BEGIN Source information
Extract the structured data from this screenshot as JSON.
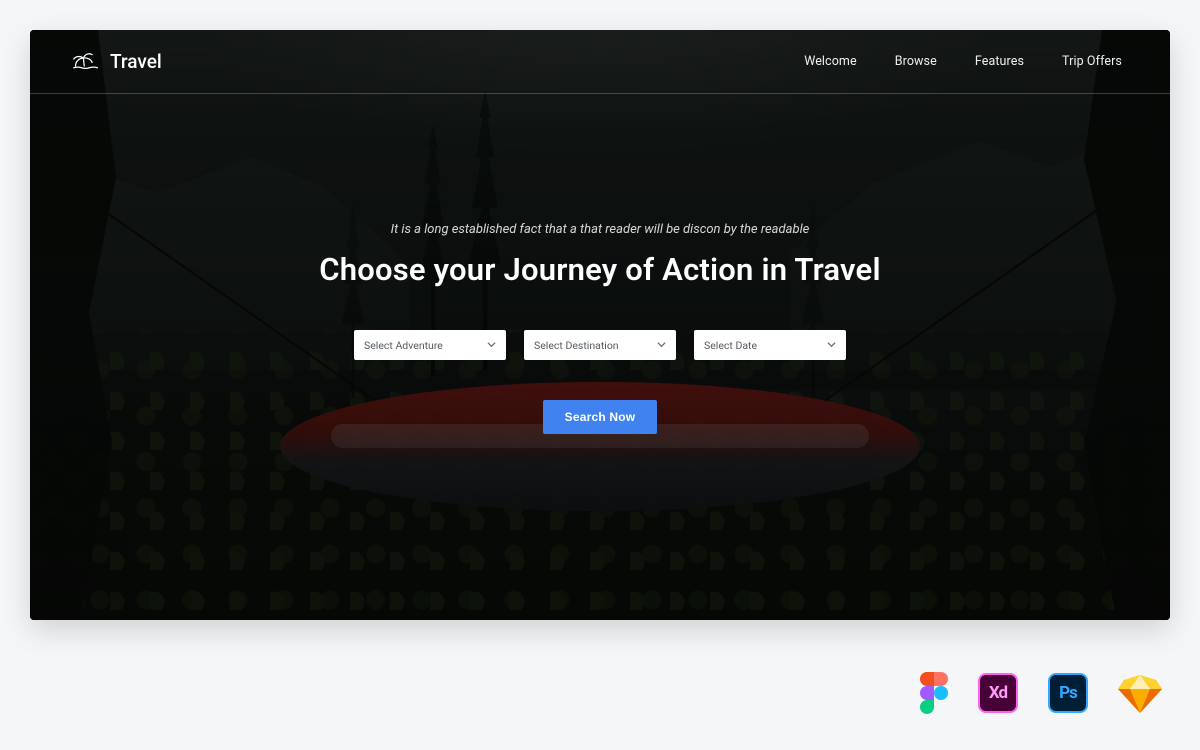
{
  "brand": {
    "name": "Travel"
  },
  "nav": {
    "items": [
      {
        "label": "Welcome"
      },
      {
        "label": "Browse"
      },
      {
        "label": "Features"
      },
      {
        "label": "Trip Offers"
      }
    ]
  },
  "hero": {
    "tagline": "It is a long established fact that a that reader will be discon by the readable",
    "headline": "Choose your Journey of Action in Travel",
    "selects": [
      {
        "placeholder": "Select Adventure"
      },
      {
        "placeholder": "Select Destination"
      },
      {
        "placeholder": "Select Date"
      }
    ],
    "search_label": "Search Now"
  },
  "tools": {
    "xd_label": "Xd",
    "ps_label": "Ps"
  }
}
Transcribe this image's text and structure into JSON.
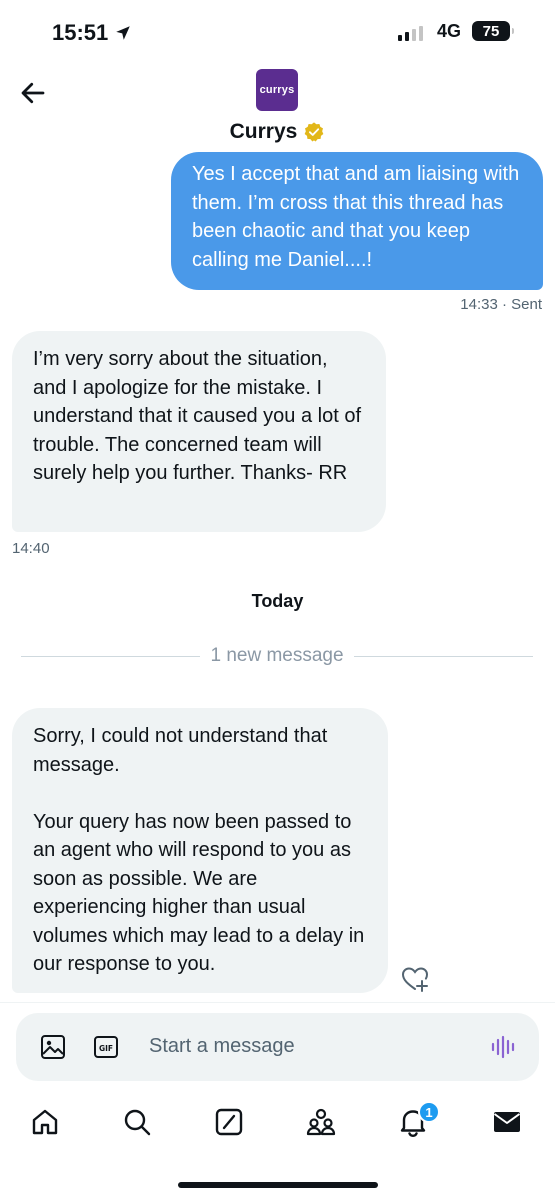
{
  "status_bar": {
    "time": "15:51",
    "network": "4G",
    "battery": "75"
  },
  "header": {
    "logo_text": "currys",
    "name": "Currys",
    "verified_color": "#e2b719"
  },
  "messages": [
    {
      "direction": "sent",
      "text": "Yes I accept that and am liaising with them. I’m cross that this thread has been chaotic and that you keep calling me Daniel....!",
      "meta": "14:33 · Sent"
    },
    {
      "direction": "received",
      "text": "I’m very sorry about the situation, and I apologize for the mistake. I understand that it caused you a lot of trouble. The concerned team will surely help you further. Thanks- RR",
      "meta": "14:40"
    },
    {
      "direction": "received",
      "para1": "Sorry, I could not understand that message.",
      "para2": "Your query has now been passed to an agent who will respond to you as soon as possible. We are experiencing higher than usual volumes which may lead to a delay in our response to you."
    }
  ],
  "divider": {
    "today": "Today",
    "new_message": "1 new message"
  },
  "composer": {
    "placeholder": "Start a message"
  },
  "tabbar": {
    "notifications_badge": "1"
  },
  "colors": {
    "sent_bubble": "#4a99e9",
    "received_bubble": "#eff3f4",
    "accent": "#1d9bf0",
    "brand": "#5b2d90",
    "voice": "#8a63d2"
  }
}
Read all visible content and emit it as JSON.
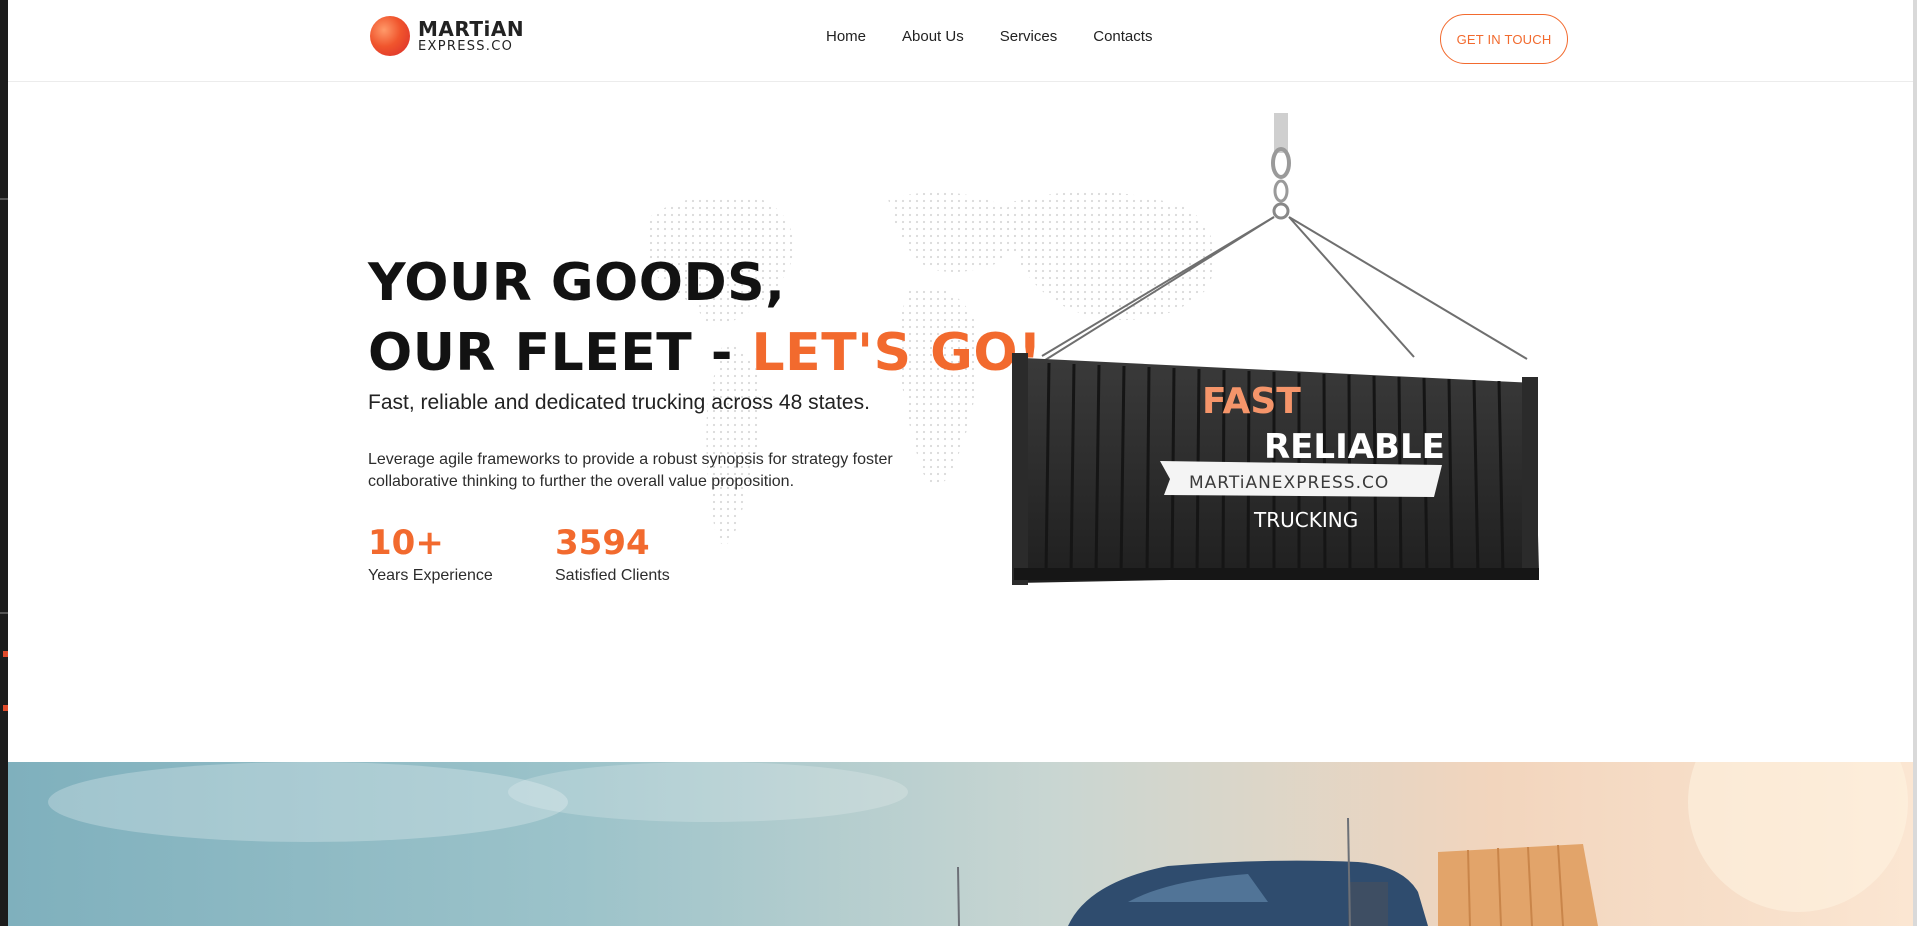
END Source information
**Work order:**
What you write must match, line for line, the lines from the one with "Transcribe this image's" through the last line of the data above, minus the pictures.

**Response area:**
Transcribe this image's text and structure into JSON.
{
  "status_bar": {
    "time": "15:51",
    "network": "4G",
    "battery": "75"
  },
  "header": {
    "logo_text": "currys",
    "name": "Currys",
    "verified_color": "#e2b719"
  },
  "messages": [
    {
      "direction": "sent",
      "text": "Yes I accept that and am liaising with them. I’m cross that this thread has been chaotic and that you keep calling me Daniel....!",
      "meta": "14:33 · Sent"
    },
    {
      "direction": "received",
      "text": "I’m very sorry about the situation, and I apologize for the mistake. I understand that it caused you a lot of trouble. The concerned team will surely help you further. Thanks- RR",
      "meta": "14:40"
    },
    {
      "direction": "received",
      "para1": "Sorry, I could not understand that message.",
      "para2": "Your query has now been passed to an agent who will respond to you as soon as possible. We are experiencing higher than usual volumes which may lead to a delay in our response to you."
    }
  ],
  "divider": {
    "today": "Today",
    "new_message": "1 new message"
  },
  "composer": {
    "placeholder": "Start a message"
  },
  "tabbar": {
    "notifications_badge": "1"
  },
  "colors": {
    "sent_bubble": "#4a99e9",
    "received_bubble": "#eff3f4",
    "accent": "#1d9bf0",
    "brand": "#5b2d90",
    "voice": "#8a63d2"
  }
}
Read all visible content and emit it as JSON.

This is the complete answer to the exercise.